Okay, so…as much as I enjoyed ACOWAR overall, I still had some issues with it. I honestly thought it was too long and that there were parts that could have been edited out without taking anything away from the overall story. One of my issues with the length was that so much time was spent talking about what was going to happen in battle. Yes, I get that they have to plan, strategize, form alliances with the other Courts, etc. as they prepare to battle Hybern, but after so much epic action in the prior books, I felt like I spent too much time with this book sitting around waiting for the excitement. Once the battle finally began, it was incredible beyond compare, but I just expected more of the book to be devoted to it.
I’ll probably be in the minority on this, but I also thought too much time was spent on Feyre’s sisters. Nesta was at least interesting, especially when it came to the tensions between her and Cassian and her training under Amren, who seemed to see somewhat of a kindred spirit in her, but nearly everything about Elain unfortunately just bored me. There were so many other more fascinating characters introduced in this book that I would have rather seen more of, especially those from the other Courts.
Even though I enjoyed the ending overall, I think it would have been more powerful and more realistic if (please don’t hurt me!) SPOILER (mouse over to reveal) – one of the major characters had died. Not that I wanted anyone to die because I love them all, but the Battle with Hybern was supposed to be the most epic battle ever, the war to end all wars, the possible end of life as they knew it, etc. and yet all of the major players came out okay in the end. I would have been devastated of course, but I just think it would have packed more of an emotional and realistic punch if someone had made the ultimate sacrifice to save their world

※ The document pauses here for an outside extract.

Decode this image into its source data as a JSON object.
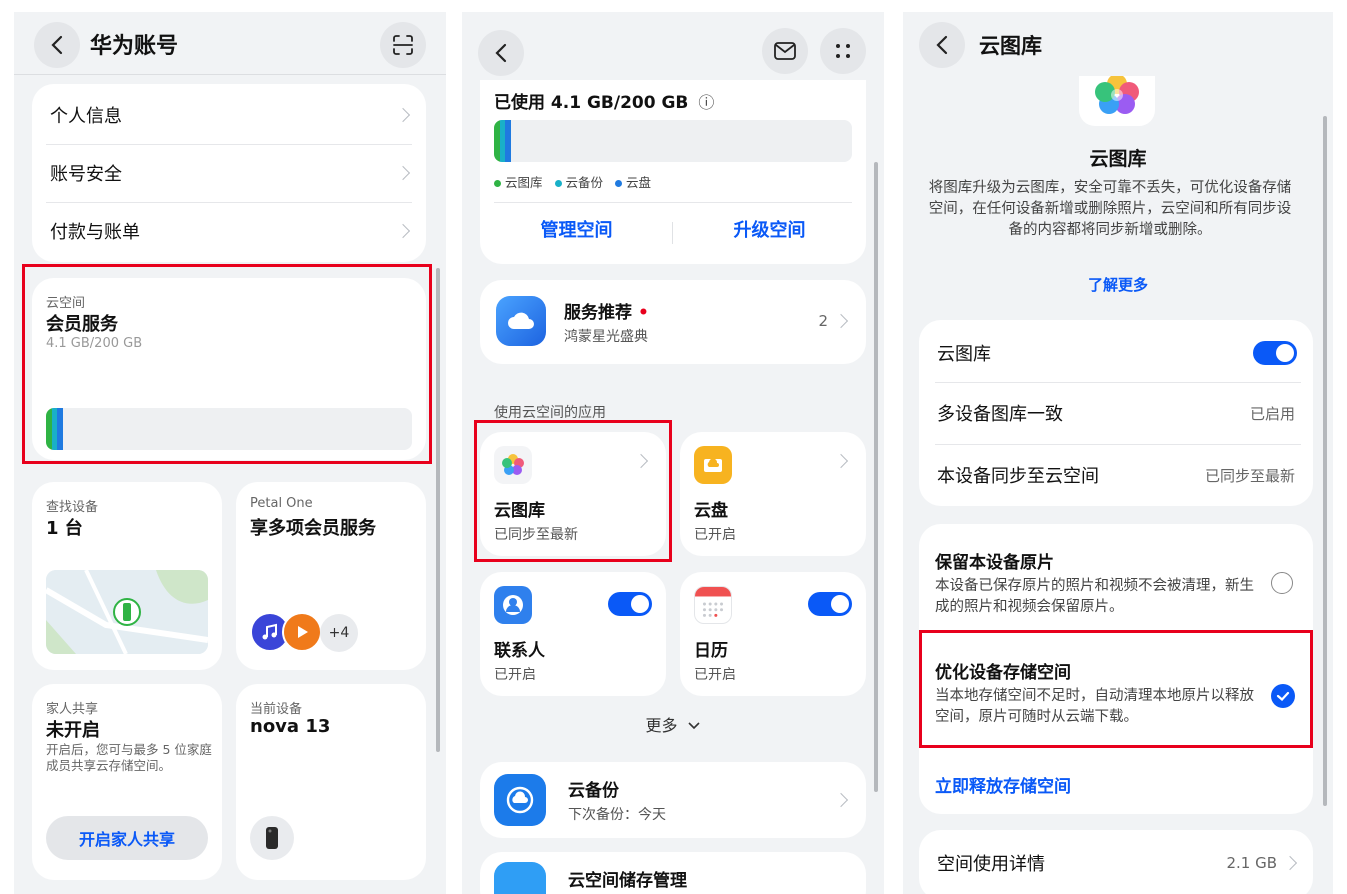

While I have to admit I wanted more from A Court of Wings and Ruin, I still can’t deny that it was a pretty solid and satisfying end to Feyre’s journey. I definitely see myself continuing with the series and I look forward to seeing who the next books will focus on. Throwing my two cents’ worth in for books that focus on Lucien, Cassian, and/or Azriel!
RATING: 3.5 STARS
A nightmare, I’d told Tamlin. I was the nightmare.
Feyre has returned to the Spring Court, determined to gather information on Tamlin’s maneuverings and the invading king threatening to bring Prythian to its knees. But to do so she must play a deadly game of deceit—and one slip may spell doom not only for Feyre, but for her world as well. As war bears down upon them all, Feyre must decide who to trust amongst the dazzling and lethal High Lords—and hunt for allies in unexpected places.